Problem to work on.
In your copy of the entries, please include no pictures and return every word exactly.

——

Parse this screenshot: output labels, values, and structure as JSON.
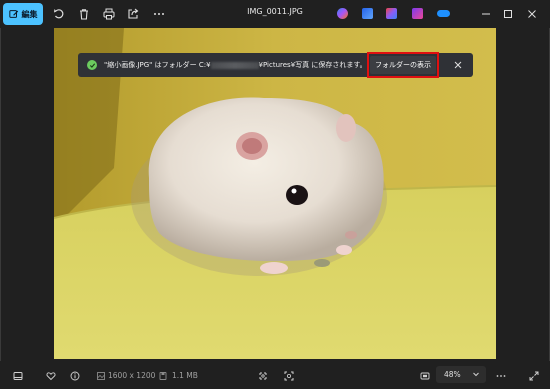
{
  "toolbar": {
    "edit_label": "編集",
    "filename": "IMG_0011.JPG"
  },
  "notification": {
    "message_prefix": "\"縮小画像.JPG\" はフォルダー C:¥",
    "message_suffix": "¥Pictures¥写真 に保存されます。",
    "action_label": "フォルダーの表示"
  },
  "statusbar": {
    "dimensions": "1600 x 1200",
    "file_size": "1.1 MB",
    "zoom": "48%"
  },
  "colors": {
    "accent": "#4cc2ff",
    "highlight_box": "#e01010",
    "success": "#6ccb5f"
  },
  "icons": {
    "toolbar": [
      "edit-icon",
      "rotate-icon",
      "delete-icon",
      "print-icon",
      "share-icon",
      "more-icon"
    ],
    "apps": [
      "copilot-icon",
      "designer-icon",
      "paint-icon",
      "clipchamp-icon",
      "onedrive-icon"
    ],
    "window": [
      "minimize-icon",
      "maximize-icon",
      "close-icon"
    ],
    "bottom": [
      "filmstrip-icon",
      "favorite-icon",
      "info-icon",
      "image-size-icon",
      "file-size-icon",
      "crop-icon",
      "select-icon",
      "fit-icon",
      "more-icon",
      "fullscreen-icon"
    ]
  }
}
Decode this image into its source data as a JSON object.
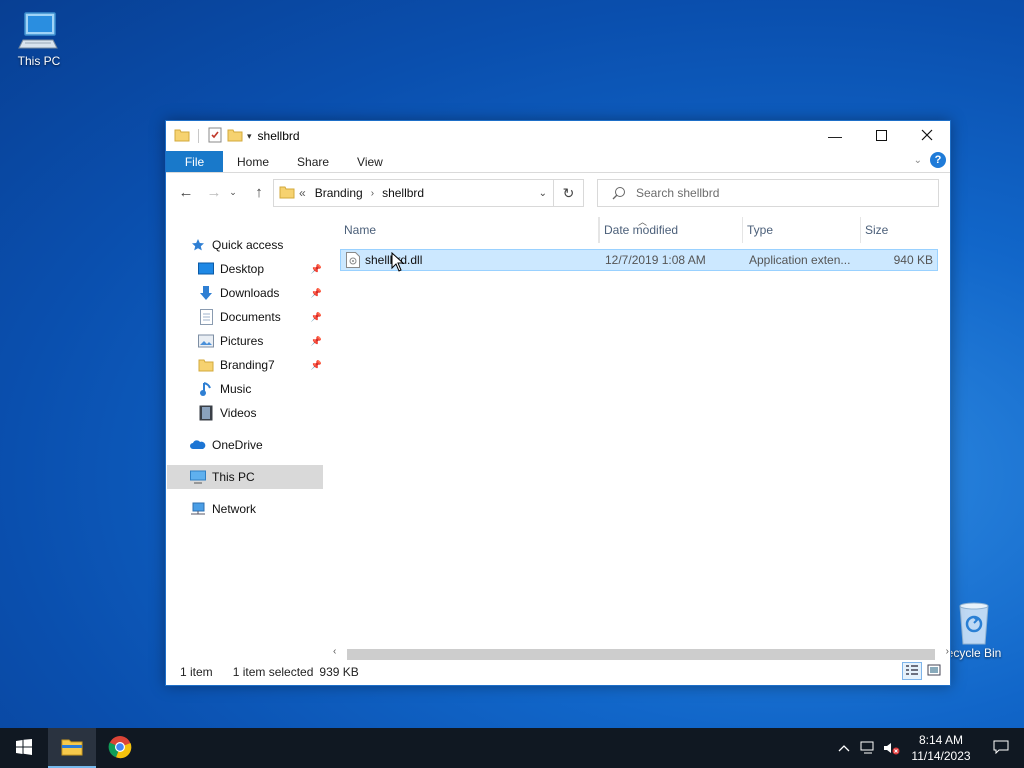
{
  "desktop": {
    "this_pc_label": "This PC",
    "recycle_bin_label": "ecycle Bin"
  },
  "window": {
    "title": "shellbrd",
    "ribbon_tabs": [
      "File",
      "Home",
      "Share",
      "View"
    ],
    "address": {
      "overflow": "«",
      "crumbs": [
        "Branding",
        "shellbrd"
      ]
    },
    "search_placeholder": "Search shellbrd"
  },
  "nav_pane": {
    "quick_access": "Quick access",
    "items": [
      {
        "label": "Desktop",
        "icon": "desktop-icon",
        "pinned": true
      },
      {
        "label": "Downloads",
        "icon": "downloads-icon",
        "pinned": true
      },
      {
        "label": "Documents",
        "icon": "documents-icon",
        "pinned": true
      },
      {
        "label": "Pictures",
        "icon": "pictures-icon",
        "pinned": true
      },
      {
        "label": "Branding7",
        "icon": "folder-icon",
        "pinned": true
      },
      {
        "label": "Music",
        "icon": "music-icon",
        "pinned": false
      },
      {
        "label": "Videos",
        "icon": "videos-icon",
        "pinned": false
      }
    ],
    "onedrive": "OneDrive",
    "this_pc": "This PC",
    "network": "Network"
  },
  "file_list": {
    "columns": [
      "Name",
      "Date modified",
      "Type",
      "Size"
    ],
    "rows": [
      {
        "name": "shellbrd.dll",
        "date": "12/7/2019 1:08 AM",
        "type": "Application exten...",
        "size": "940 KB",
        "selected": true
      }
    ]
  },
  "status": {
    "count": "1 item",
    "selection": "1 item selected",
    "selection_size": "939 KB"
  },
  "taskbar": {
    "time": "8:14 AM",
    "date": "11/14/2023"
  },
  "colors": {
    "accent": "#1979ca",
    "selection_bg": "#cce8ff",
    "taskbar": "#101822"
  }
}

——

Final answer.
Parse this screenshot: output labels, values, and structure as JSON.
{
  "toolbar": {
    "edit_label": "編集",
    "filename": "IMG_0011.JPG"
  },
  "notification": {
    "message_prefix": "\"縮小画像.JPG\" はフォルダー C:¥",
    "message_suffix": "¥Pictures¥写真 に保存されます。",
    "action_label": "フォルダーの表示"
  },
  "statusbar": {
    "dimensions": "1600 x 1200",
    "file_size": "1.1 MB",
    "zoom": "48%"
  },
  "colors": {
    "accent": "#4cc2ff",
    "highlight_box": "#e01010",
    "success": "#6ccb5f"
  },
  "icons": {
    "toolbar": [
      "edit-icon",
      "rotate-icon",
      "delete-icon",
      "print-icon",
      "share-icon",
      "more-icon"
    ],
    "apps": [
      "copilot-icon",
      "designer-icon",
      "paint-icon",
      "clipchamp-icon",
      "onedrive-icon"
    ],
    "window": [
      "minimize-icon",
      "maximize-icon",
      "close-icon"
    ],
    "bottom": [
      "filmstrip-icon",
      "favorite-icon",
      "info-icon",
      "image-size-icon",
      "file-size-icon",
      "crop-icon",
      "select-icon",
      "fit-icon",
      "more-icon",
      "fullscreen-icon"
    ]
  }
}
Decode this image into its source data as a JSON object.
{
  "desktop": {
    "this_pc_label": "This PC",
    "recycle_bin_label": "ecycle Bin"
  },
  "window": {
    "title": "shellbrd",
    "ribbon_tabs": [
      "File",
      "Home",
      "Share",
      "View"
    ],
    "address": {
      "overflow": "«",
      "crumbs": [
        "Branding",
        "shellbrd"
      ]
    },
    "search_placeholder": "Search shellbrd"
  },
  "nav_pane": {
    "quick_access": "Quick access",
    "items": [
      {
        "label": "Desktop",
        "icon": "desktop-icon",
        "pinned": true
      },
      {
        "label": "Downloads",
        "icon": "downloads-icon",
        "pinned": true
      },
      {
        "label": "Documents",
        "icon": "documents-icon",
        "pinned": true
      },
      {
        "label": "Pictures",
        "icon": "pictures-icon",
        "pinned": true
      },
      {
        "label": "Branding7",
        "icon": "folder-icon",
        "pinned": true
      },
      {
        "label": "Music",
        "icon": "music-icon",
        "pinned": false
      },
      {
        "label": "Videos",
        "icon": "videos-icon",
        "pinned": false
      }
    ],
    "onedrive": "OneDrive",
    "this_pc": "This PC",
    "network": "Network"
  },
  "file_list": {
    "columns": [
      "Name",
      "Date modified",
      "Type",
      "Size"
    ],
    "rows": [
      {
        "name": "shellbrd.dll",
        "date": "12/7/2019 1:08 AM",
        "type": "Application exten...",
        "size": "940 KB",
        "selected": true
      }
    ]
  },
  "status": {
    "count": "1 item",
    "selection": "1 item selected",
    "selection_size": "939 KB"
  },
  "taskbar": {
    "time": "8:14 AM",
    "date": "11/14/2023"
  },
  "colors": {
    "accent": "#1979ca",
    "selection_bg": "#cce8ff",
    "taskbar": "#101822"
  }
}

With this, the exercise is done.